### What you are asked to do
Leave out every line before the one that contains "Convert this screenshot". Please restate that line and the rest of the data word for word, through the end.

Supplied data below:

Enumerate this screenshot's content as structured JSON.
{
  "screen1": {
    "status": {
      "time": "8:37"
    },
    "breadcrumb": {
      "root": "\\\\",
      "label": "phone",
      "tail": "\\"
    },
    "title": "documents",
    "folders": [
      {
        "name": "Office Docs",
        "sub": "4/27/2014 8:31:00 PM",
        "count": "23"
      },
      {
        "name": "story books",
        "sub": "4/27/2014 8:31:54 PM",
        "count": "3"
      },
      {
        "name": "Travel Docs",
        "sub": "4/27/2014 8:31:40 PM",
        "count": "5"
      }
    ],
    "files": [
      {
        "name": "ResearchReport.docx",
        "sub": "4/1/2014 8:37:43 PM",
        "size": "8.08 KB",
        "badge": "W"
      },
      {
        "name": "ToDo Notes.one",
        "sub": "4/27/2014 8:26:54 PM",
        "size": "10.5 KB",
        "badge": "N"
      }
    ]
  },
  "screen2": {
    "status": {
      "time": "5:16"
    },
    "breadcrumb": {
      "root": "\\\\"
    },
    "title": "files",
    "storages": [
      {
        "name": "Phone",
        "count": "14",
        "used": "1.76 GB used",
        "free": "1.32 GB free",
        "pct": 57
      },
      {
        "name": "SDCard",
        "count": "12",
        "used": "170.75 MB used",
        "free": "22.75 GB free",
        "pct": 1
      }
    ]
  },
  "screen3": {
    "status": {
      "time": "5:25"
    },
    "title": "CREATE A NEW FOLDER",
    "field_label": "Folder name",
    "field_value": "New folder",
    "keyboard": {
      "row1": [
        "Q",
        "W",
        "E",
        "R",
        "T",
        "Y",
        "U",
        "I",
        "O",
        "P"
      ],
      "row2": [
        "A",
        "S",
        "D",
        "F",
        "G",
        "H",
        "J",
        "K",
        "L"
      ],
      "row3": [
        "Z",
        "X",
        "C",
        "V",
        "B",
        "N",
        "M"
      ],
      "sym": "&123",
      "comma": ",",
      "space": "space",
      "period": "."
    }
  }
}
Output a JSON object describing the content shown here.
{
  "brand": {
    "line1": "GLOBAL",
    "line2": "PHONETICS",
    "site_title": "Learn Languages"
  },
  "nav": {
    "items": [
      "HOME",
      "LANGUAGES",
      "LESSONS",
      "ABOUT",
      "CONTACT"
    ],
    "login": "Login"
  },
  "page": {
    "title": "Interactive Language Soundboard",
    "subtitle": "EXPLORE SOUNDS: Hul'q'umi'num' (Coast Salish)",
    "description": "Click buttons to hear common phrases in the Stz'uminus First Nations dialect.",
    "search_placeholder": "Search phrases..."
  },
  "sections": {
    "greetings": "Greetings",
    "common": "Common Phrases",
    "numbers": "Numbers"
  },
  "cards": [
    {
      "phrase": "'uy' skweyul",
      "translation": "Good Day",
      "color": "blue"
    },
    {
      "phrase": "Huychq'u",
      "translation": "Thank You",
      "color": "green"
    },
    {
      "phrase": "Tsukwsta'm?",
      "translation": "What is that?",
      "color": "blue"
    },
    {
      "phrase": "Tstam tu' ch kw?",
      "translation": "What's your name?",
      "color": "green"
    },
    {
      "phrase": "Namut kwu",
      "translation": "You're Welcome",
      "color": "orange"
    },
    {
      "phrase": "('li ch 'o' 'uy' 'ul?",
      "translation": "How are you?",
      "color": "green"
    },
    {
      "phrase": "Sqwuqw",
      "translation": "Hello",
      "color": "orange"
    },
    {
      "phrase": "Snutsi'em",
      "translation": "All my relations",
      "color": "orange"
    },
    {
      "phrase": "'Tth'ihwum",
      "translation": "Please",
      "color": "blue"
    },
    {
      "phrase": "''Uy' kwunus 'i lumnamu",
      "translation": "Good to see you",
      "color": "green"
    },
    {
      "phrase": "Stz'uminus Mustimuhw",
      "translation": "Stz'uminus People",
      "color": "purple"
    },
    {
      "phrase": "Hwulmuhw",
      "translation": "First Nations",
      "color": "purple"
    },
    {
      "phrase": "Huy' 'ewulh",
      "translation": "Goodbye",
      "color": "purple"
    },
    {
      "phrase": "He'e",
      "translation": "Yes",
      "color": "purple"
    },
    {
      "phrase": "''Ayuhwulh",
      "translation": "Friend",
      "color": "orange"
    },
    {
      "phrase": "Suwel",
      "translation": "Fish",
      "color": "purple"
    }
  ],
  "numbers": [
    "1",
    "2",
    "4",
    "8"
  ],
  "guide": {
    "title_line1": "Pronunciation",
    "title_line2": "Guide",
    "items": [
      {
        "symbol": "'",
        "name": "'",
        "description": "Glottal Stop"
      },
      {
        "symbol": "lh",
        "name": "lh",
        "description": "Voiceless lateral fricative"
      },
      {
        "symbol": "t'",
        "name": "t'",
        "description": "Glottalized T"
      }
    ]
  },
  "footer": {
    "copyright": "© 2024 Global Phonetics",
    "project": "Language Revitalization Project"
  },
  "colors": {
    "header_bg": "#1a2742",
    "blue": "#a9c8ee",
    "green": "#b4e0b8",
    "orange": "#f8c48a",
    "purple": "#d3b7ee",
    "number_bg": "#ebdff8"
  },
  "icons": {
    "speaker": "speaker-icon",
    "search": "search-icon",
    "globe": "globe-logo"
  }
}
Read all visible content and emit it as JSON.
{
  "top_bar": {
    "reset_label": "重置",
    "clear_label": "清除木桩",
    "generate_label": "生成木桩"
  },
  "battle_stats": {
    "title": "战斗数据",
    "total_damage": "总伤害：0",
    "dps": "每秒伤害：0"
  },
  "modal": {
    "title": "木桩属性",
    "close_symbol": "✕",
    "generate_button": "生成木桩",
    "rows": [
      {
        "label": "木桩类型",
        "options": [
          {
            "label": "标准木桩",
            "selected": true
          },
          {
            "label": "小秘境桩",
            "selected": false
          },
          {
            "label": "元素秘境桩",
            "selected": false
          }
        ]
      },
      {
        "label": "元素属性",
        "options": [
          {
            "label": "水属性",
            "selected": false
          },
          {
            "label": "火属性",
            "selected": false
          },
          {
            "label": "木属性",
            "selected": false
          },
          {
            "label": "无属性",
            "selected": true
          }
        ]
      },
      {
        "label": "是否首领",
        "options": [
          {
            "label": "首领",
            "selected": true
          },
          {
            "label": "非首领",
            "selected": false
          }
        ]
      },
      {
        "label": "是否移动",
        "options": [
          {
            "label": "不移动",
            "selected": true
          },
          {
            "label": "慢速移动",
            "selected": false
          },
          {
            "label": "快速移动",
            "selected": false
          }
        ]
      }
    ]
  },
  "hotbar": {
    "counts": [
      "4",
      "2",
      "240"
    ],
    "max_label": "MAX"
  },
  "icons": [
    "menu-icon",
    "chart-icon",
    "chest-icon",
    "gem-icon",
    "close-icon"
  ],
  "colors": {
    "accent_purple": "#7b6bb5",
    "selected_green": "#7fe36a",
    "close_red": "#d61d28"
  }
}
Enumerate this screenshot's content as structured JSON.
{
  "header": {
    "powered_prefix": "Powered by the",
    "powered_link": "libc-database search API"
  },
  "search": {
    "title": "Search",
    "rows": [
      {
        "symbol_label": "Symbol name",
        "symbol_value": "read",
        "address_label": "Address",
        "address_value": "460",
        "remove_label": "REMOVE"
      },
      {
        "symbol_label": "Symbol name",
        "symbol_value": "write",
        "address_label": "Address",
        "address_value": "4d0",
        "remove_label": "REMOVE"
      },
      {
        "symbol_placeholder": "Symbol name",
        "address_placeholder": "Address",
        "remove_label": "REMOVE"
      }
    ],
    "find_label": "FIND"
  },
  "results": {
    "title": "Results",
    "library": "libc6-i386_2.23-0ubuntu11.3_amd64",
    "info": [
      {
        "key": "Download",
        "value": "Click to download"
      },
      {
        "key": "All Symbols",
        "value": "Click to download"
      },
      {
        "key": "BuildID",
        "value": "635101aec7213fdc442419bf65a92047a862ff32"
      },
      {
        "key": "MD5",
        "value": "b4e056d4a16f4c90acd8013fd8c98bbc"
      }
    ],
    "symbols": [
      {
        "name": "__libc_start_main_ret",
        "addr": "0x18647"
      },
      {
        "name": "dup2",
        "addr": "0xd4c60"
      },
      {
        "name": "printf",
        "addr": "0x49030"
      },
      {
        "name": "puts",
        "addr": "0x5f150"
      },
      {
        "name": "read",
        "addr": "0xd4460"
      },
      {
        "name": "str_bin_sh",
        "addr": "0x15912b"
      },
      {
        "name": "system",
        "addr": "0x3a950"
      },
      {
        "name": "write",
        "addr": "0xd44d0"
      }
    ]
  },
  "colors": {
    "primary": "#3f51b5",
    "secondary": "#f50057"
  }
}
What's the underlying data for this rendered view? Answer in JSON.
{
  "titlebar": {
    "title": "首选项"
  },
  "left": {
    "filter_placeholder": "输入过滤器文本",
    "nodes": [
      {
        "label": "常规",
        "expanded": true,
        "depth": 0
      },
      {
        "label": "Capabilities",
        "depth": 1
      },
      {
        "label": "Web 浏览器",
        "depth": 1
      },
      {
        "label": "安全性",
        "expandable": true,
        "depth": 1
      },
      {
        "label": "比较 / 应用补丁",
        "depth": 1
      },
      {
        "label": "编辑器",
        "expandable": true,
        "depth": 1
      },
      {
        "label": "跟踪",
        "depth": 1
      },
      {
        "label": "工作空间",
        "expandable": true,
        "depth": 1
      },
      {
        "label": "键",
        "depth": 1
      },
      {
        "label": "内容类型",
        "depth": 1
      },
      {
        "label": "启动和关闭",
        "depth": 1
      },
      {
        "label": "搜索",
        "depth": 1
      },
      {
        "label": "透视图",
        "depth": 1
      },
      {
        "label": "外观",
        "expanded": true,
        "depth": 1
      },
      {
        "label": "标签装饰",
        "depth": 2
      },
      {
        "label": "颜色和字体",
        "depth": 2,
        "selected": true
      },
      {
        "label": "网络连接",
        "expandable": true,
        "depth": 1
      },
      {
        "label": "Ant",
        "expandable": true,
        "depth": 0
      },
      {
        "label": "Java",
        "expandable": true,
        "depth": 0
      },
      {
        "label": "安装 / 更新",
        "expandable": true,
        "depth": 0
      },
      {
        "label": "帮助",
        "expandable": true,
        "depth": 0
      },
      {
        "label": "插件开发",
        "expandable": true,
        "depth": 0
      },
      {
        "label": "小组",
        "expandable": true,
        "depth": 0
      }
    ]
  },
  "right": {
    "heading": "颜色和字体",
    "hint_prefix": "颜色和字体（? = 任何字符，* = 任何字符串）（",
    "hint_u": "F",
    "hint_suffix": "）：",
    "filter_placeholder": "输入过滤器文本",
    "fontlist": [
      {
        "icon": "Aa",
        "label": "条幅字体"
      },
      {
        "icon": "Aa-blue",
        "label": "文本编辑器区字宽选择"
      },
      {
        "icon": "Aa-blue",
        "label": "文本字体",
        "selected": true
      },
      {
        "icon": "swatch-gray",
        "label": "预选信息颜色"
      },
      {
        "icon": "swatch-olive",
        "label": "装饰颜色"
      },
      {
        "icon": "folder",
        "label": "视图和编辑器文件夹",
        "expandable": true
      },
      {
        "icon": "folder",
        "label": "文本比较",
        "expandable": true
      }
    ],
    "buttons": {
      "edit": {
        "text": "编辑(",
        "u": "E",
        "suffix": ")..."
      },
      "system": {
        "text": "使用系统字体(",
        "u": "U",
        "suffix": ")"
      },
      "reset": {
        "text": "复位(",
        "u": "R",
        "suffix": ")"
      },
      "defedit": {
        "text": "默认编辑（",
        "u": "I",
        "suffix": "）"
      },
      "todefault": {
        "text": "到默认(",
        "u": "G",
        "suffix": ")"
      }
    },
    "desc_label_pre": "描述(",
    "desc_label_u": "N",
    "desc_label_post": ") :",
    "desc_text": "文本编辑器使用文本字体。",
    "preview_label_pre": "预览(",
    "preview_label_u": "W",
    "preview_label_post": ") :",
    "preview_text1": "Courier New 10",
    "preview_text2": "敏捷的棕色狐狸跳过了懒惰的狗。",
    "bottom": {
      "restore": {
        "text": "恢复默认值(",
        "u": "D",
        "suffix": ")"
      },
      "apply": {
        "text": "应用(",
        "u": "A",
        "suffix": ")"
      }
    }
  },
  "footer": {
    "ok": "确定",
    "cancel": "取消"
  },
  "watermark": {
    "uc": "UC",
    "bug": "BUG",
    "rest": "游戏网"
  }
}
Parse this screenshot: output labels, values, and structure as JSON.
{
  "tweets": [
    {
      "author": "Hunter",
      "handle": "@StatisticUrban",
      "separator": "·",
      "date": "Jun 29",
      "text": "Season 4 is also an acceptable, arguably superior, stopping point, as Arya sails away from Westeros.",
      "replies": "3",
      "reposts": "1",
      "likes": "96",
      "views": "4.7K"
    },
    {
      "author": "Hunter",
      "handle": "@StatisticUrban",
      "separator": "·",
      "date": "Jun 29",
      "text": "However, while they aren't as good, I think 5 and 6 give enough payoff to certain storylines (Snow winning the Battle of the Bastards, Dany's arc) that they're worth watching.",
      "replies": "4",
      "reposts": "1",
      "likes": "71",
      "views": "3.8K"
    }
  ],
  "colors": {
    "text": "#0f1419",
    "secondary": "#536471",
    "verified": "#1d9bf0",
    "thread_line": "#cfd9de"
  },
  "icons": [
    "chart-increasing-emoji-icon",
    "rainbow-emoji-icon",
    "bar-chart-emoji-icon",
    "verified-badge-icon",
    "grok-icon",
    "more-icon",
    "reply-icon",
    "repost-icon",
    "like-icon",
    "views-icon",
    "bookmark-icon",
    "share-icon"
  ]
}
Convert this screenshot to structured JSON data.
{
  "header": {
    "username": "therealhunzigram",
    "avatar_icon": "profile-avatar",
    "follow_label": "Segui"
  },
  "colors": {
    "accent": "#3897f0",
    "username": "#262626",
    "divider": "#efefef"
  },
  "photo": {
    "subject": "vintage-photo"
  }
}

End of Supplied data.

### Written answer
Convert this screenshot to structured JSON data.
{
  "header": {
    "username": "therealhunzigram",
    "avatar_icon": "profile-avatar",
    "follow_label": "Segui"
  },
  "colors": {
    "accent": "#3897f0",
    "username": "#262626",
    "divider": "#efefef"
  },
  "photo": {
    "subject": "vintage-photo"
  }
}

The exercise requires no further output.